This has led to a situation where many projects have been delayed endlessly given that the trick of starting a new project and raising money doesn’t seem to be working anymore. The Bill seeks to correct this situation. The real estate promoter needs to maintain 50% or “such higher percent, as notified by the appropriate government” of the amount raised from the buyers of homes, in a separate bank account.

This money can be only used for the cost of construction and can be withdrawn by the real estate promoter in proportion to the percentage of completion of the project. This is one of the major clauses in the Bill and if implemented correctly can bring huge relief for the buyers.

This clause has been diluted. In the original version of the Bill, the promoter needed to maintain 70% of the amount raised in a separate bank account. The reason offered for this dilution is that in many cases land prices form a major part of the project and maintaining 70% of the money raised in a separate bank account isn’t the best way forward.

Further, up until now the buyer while buying a home had no clue about what exactly was the area that he was paying for. The Bill defines the term carpet area exactly as: ““carpet area” means the net usable floor area of an apartment, excluding the area covered by the external walls, areas under services shafts, exclusive balcony or verandah area and exclusive open terrace area, but includes the area covered by the internal partition walls of the apartment.” Again, if implemented well this clause can bring huge relief to home buyers.

Real estate agents will also need to register with the regulator. This is another good move where not anyone and everyone will jump into become a real estate agent or a broker, as is the case currently.

Also, currently the real estate promoters keep changing the plans as they keep building the project. Once the Bill becomes an Act, this may no longer be possible. Any alterations to sanctioned plans, layout plans and specifications of the buildings or the common areas within the project will need written consent of at least two-thirds of the buyers other than the promoter, who have bought apartments in the building.

This is another buyer friendly measure. On a jovial note what this means is that real estate promoters will have to stop advertising all those swimming pools which are planned at the time a project is launched but never get built.

Up until now buyers have had to pay a huge rate of interest every time they miss a payment to the real estate promoter. But the promoters never pay or at least don’t pay the same high rate of interest, if there is any delay on their part. The Bill essentially calls for the same rate of interest to be paid by the real estate promoter as well as the buyer in the eventuality of a default on either side.

Further, if the promoter violates any one of the provisions under section 3 of the Bill he shall be punishable with imprisonment for a term which may extend up to three years or a fine which may extend up to a further 10% of the estimated cost of the project, or with both. Section 3 of the Bill basically deals with the real estate promoter having to register with the real estate regulator before launching a project and then following a series of buyer-friendly steps.

On paper, the Bill seems to be well thought out and takes care of the all the issues that buyers have had with real estate promoters in the years gone by.

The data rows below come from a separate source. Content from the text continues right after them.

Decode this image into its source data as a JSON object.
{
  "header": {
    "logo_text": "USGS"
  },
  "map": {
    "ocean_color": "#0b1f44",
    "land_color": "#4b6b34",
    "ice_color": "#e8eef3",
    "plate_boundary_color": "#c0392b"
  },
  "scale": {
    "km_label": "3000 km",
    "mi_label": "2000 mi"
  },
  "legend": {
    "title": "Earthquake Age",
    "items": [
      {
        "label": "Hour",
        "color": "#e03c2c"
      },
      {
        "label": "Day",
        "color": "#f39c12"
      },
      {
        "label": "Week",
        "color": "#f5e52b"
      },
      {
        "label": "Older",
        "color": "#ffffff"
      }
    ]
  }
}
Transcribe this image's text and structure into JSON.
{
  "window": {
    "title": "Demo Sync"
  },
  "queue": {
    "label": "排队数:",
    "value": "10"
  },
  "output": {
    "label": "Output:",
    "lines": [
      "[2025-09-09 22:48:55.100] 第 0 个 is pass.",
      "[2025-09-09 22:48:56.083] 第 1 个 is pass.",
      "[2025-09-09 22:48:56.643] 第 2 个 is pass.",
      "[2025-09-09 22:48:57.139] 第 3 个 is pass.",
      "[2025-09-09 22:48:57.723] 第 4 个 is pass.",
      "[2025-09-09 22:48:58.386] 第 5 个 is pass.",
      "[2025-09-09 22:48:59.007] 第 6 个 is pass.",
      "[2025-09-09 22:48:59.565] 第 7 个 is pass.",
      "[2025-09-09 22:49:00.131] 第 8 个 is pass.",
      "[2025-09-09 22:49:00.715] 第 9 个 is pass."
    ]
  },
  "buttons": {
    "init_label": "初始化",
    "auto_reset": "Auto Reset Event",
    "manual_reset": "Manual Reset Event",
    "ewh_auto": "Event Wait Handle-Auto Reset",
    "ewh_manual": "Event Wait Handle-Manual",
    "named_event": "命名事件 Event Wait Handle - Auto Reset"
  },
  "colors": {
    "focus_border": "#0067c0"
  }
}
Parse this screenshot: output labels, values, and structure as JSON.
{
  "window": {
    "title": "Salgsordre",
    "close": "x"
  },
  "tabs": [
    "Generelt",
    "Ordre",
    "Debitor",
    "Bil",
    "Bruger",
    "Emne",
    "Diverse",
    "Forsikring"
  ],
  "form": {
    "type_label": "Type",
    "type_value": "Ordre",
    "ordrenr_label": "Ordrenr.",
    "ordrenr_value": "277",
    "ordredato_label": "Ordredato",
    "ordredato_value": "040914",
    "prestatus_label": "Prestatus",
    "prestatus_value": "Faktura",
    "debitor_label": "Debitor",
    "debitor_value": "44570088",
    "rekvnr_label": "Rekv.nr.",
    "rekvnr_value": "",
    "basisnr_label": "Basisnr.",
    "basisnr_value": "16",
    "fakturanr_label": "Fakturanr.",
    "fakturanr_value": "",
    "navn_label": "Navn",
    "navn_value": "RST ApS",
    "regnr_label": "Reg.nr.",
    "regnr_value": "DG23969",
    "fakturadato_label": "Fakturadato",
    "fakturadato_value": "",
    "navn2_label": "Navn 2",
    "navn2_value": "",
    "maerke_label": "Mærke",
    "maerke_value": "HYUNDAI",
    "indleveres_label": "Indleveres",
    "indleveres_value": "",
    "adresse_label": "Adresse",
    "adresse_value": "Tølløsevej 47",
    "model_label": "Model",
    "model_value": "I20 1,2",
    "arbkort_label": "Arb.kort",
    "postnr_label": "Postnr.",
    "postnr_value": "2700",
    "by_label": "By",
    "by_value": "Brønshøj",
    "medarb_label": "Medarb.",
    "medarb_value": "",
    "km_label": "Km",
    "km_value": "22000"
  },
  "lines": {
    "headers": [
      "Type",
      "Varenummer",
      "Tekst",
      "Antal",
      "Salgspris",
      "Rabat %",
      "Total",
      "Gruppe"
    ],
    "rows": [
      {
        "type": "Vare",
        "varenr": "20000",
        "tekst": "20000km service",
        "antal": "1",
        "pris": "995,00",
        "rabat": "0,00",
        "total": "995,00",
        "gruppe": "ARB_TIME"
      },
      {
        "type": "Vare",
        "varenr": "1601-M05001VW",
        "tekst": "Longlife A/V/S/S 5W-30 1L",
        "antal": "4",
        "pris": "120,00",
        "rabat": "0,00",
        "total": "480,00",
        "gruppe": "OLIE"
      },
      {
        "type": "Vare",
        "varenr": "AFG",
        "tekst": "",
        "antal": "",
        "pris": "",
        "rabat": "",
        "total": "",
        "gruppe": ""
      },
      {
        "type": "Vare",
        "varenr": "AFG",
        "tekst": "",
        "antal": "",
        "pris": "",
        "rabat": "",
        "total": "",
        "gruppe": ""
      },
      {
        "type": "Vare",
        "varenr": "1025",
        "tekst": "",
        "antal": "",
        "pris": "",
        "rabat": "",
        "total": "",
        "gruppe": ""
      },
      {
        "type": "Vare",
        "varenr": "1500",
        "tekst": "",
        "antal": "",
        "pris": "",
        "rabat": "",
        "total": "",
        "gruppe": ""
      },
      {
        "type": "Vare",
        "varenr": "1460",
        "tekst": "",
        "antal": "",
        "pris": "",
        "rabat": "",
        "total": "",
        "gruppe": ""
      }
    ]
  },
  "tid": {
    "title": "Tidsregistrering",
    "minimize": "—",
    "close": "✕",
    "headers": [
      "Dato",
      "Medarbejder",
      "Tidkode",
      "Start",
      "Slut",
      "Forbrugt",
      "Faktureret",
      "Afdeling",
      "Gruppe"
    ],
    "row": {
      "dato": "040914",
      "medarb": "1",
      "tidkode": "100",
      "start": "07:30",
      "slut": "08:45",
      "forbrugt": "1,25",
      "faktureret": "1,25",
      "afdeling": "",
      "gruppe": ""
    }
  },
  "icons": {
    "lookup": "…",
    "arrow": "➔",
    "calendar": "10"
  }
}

Nevertheless, the implementation of the Bill as and when it becomes and Act, will be carried out at the state government level. And whether state governments carry out the implementation in true letter and spirit remains to be seen. I have a few reservations regarding the implementation of the Bill when it becomes an Act, which I shall discuss in a column next week.

Postscript: The Rajya Sabha website has uploaded the Select Committee’s recommendations as well as the Real Estate Bill in a scanned format instead of uploading the proper report.
If Digital India is the way forward this is clearly not done. Information needs to be made available to everyone in the most accessible way. Hope the concerned authorities are listening.

The column originally appeared on The Daily Reckoning on December 11, 2015